Sunday, June 24, 2012
Julian Asher of Imperial College London and colleagues from the Wellcome Trust Centre for Human Genetics at the University of Oxford have done studies to investigate genetic components of synaesthesia, a condition that seems to run in families. Researchers took genetic samples from 196 individuals of 43 families. They found 121 individuals who exhibited the synaesthetic trait of seeing a color in response to a sound. "When I hear a violin, I see something like a rich red wine," says Asher, who is a synaesthete himself. "A cello is more like honey." The team performed a genetic analysis that tracked common "markers,” specific sets of base pairs that are repeated throughout the genome and which vary from person to person.

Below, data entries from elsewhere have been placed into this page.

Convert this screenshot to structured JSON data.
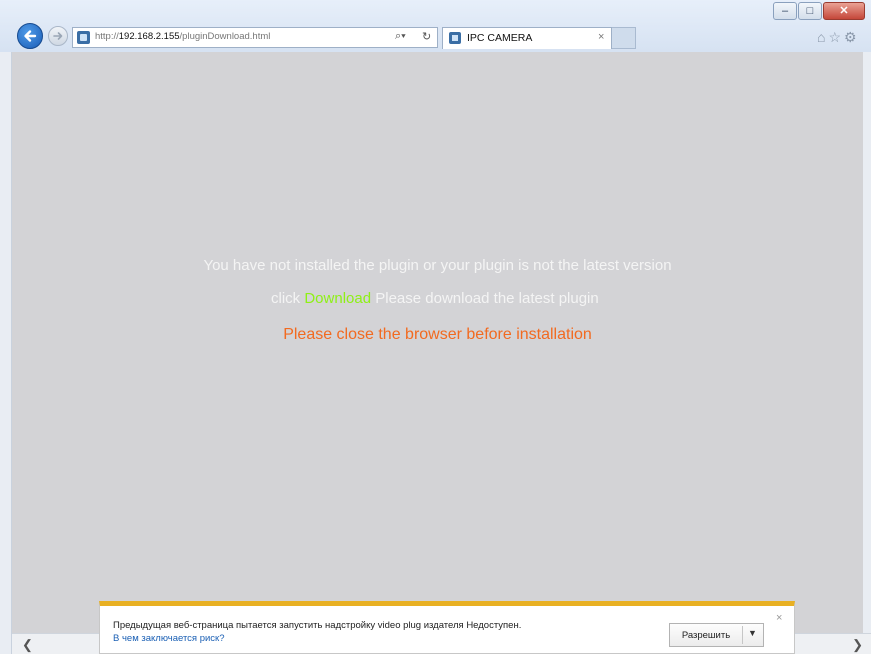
{
  "browser": {
    "url_prefix": "http://",
    "url_host": "192.168.2.155",
    "url_path": "/pluginDownload.html",
    "tab_title": "IPC CAMERA",
    "icons": [
      "back-icon",
      "forward-icon",
      "search-icon",
      "refresh-icon",
      "home-icon",
      "favorites-star-icon",
      "gear-icon"
    ]
  },
  "page": {
    "line1": "You have not installed the plugin or your plugin is not the latest version",
    "line2_prefix": "click",
    "download_link": "Download",
    "line2_suffix": "Please download the latest plugin",
    "line3": "Please close the browser before installation"
  },
  "notification": {
    "message": "Предыдущая веб-страница пытается запустить надстройку video plug издателя Недоступен.",
    "risk_link": "В чем заключается риск?",
    "allow_label": "Разрешить"
  },
  "colors": {
    "content_bg": "#d3d3d6",
    "download_link": "#8ef016",
    "warning_text": "#f26a20",
    "notification_accent": "#e8b023"
  }
}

They identified a region on chromosome 2, which has been associated with autism, as exhibiting the strongest link. Of interest, the autistic savant, Daniel Tammet, has a combination of the two conditions (autism and synaesthesia), as do some other autistic savants.